British despatch rider, Flanders
A British army dispatch rider sitting on his motorcycle, apparently looking at a map. The painting and logo on the frame below the cross bar suggest that this motorcycle is a Triumph. Triumph produced some 30,000 model H roadsters for the War Office. The machines were nicknamed the "Trusty Triumphs"...Motorcycles had been becoming popular before the war. At that time Britain led the way, with some 200 manufacturers, many working on a small scale. Douglas, for example, which was producing ten bikes a week before the war, had a War Office order for 300 bikes each week...[Original reads: 'A British despatch rider.']..digital.nls.uk/74549318 ( http://digital.nls.uk/74549318 )

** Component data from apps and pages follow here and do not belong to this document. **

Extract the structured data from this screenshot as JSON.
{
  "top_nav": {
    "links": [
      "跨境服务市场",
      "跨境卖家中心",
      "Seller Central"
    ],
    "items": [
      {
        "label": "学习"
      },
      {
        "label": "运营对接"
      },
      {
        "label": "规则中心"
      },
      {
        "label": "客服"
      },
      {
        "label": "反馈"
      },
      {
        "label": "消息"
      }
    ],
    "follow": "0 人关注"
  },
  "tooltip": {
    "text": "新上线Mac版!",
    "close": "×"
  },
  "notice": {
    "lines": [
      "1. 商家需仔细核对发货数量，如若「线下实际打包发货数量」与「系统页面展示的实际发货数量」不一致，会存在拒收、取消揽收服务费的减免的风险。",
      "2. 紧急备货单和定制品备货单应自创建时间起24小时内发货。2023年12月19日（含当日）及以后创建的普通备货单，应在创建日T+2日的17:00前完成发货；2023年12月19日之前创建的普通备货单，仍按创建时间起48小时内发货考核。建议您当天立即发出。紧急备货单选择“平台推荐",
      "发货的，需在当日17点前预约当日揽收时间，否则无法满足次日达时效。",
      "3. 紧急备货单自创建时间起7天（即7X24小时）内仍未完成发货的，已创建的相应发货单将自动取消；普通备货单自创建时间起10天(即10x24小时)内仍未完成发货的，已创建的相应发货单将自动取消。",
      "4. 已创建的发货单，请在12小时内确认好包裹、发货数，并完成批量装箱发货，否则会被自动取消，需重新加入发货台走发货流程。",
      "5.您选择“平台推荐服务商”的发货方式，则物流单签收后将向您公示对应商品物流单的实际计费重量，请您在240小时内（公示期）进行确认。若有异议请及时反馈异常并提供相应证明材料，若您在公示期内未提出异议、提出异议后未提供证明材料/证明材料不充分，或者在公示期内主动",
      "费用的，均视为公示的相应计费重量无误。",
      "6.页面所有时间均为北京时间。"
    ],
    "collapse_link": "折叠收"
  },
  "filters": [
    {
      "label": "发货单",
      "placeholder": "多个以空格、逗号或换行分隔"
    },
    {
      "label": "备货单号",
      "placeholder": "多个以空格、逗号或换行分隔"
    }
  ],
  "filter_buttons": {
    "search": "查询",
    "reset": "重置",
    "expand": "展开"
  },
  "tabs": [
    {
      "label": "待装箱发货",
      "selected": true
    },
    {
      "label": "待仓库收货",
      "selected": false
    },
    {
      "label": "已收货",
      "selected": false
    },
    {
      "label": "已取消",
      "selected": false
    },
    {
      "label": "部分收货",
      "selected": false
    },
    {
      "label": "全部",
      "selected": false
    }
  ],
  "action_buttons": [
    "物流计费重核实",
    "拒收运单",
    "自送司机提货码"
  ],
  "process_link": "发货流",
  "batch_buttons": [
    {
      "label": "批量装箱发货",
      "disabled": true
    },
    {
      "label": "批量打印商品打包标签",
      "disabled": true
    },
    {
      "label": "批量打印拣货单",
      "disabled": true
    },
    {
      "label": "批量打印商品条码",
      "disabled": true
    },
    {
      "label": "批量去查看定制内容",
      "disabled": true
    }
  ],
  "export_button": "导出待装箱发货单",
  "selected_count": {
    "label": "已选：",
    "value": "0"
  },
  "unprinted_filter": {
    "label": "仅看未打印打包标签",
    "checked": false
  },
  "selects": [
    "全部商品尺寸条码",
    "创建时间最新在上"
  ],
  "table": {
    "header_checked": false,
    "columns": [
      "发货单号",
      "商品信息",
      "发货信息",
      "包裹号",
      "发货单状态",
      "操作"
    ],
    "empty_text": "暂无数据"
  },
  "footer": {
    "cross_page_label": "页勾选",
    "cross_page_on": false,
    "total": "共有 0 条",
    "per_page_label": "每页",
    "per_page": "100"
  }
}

World War I (WWI or WW1), also known as the First World War, or the Great War, was a global war centred in Europe that began on 28 July 1914 and lasted until 11 November 1918. World War I Images From National Library of Schotland. These photographs form part of the papers of Field Marshal (Earl) Haig (1861-1928), held by the National Library of Scotland. More information is available from the Library's Digital Archive. Like many World War I generals, Haig remains a controversial figure. The collection contains diaries, papers and photographs from every part of Haig’s career, the Great War diaries being of special importance to historians. Photographs in the "Official Photographs" series (which were destined for publication and have captions on the back describing the image) are in black-and-white. World War I saw the development of a system of 'official’ reporting by professionals especially recruited into the forces. Initially reluctant to allow cameras near the fighting, it took some time for the authorities to appreciate the propaganda and recording potential of photography. These photographs provide us with an invaluable record of how the Government and Military wanted the war perceived. Official photographers were encouraged to record morale-boosting scenes of victory and comradeship. Despite the restrictions placed on them, official war photographers succeeded in giving the most comprehensive visual account of the war. It is important to remember that these images were propaganda; few that could depict the war in a disheartening or disconcerting way passed the censors. As a result the photograph taken was often posed. They were intended to reassure those at home and boost morale. They were printed in newspapers, and were intended to confirm that 'Tommy' was winning the war.